The product of a reunion that wouldn't even survive until the record was released in 1975, Beau Brummels proved to be the band's final album for Warner Bros. A much more sonically solid release than the Brummels' WB covers debut, the self-titled album focuses on band-written material smoothed (sometimes overly so) into a country-rock sheen.
Perhaps it was the strained circumstances under which the elpee was produced, but like other attempts at "bringing the band back together" after several years not playin' together (think Animals, Byrds, more than one CSN&Y get-back-together), a certain spark was unfortunately missing.
The album starts out promisingly, with a slightly more mid-seventies remake of the band's '65 Top Forty single, "Tell Me Why." A rumination on lost love, it wouldn't sound out of place on the Thorns' one album. Things grow more pronouncedly countrified with the second track, "First in Line," with its bluegrassy banjo (courtesy Dan Levitt). But before the album dips fully into country-rock territory, the group follows with a strong mid-tempo stroll entitled "Wolf," featuring one of lead singer Sal Valentino's better wounded vocals. Which is definitely saying something. The guy had one of the more aching folk-rock voices around.
Fourth track, "Down to the Bottom," sounds like a cut the Eagles might've recorded during their Hotel California daze – it even includes an arty allusion in the lyrics – which may either be a recommendation or a condemnation depending on your musical inclinations. Either way, it's the record's last really satisfying performance. Back in the days of vinyl long-players, we would've put it this way: great Side One; skip Side Two.
The second side's woes don't arise from weak material since many of the later cuts are truly fine as compositions. "Tennessee Walker," the final track of our reconstructed Side One, has a nifty Hoagie Carmichael feel to it, while the smart construction of album finale "Today by Day" even manages to shine through the band's sloggy performance. Some smart modern-day Nashvillian should rescue this song.
The rest of the record ("Goldrush," "Singing Cowboy," "Gate of Hearts," et al) is so snoozily played – even by the admittedly lazy standards of the mid-seventies – that you have to wonder what usually savvy co-producers Lenny Waronker & Ted Templeman were thinking. Perhaps they were happy just to get ten completed tracks in the can.

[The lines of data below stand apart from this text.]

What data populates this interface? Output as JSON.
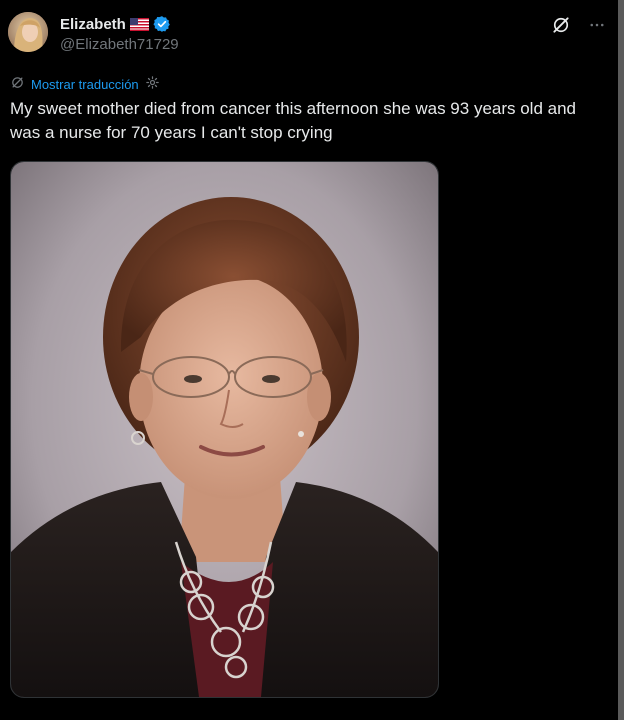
{
  "author": {
    "display_name": "Elizabeth",
    "handle": "@Elizabeth71729",
    "flag_icon": "us-flag-icon",
    "verified_icon": "verified-badge-icon",
    "verified_color": "#1d9bf0"
  },
  "actions": {
    "grok_icon": "grok-icon",
    "more_icon": "more-dots-icon"
  },
  "translation": {
    "label": "Mostrar traducción",
    "link_color": "#1d9bf0",
    "icon": "translate-icon",
    "settings_icon": "gear-icon"
  },
  "tweet": {
    "text": "My sweet mother died from cancer this afternoon she was 93 years old and was a nurse for 70 years I can't stop crying"
  },
  "media": {
    "kind": "photo",
    "subject": "portrait"
  },
  "colors": {
    "background": "#000000",
    "text_primary": "#e7e9ea",
    "text_secondary": "#71767b"
  }
}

Per Collectors Choice Music's typically info-packed liner notes, a quickly retooled version of the Brummels (minus several key players) toured in support of the group's last studio release, to decidedly mixed reviews. A wan ending to a band that at its peak fearlessly rode point for future generations of folk- and country-rockers . . .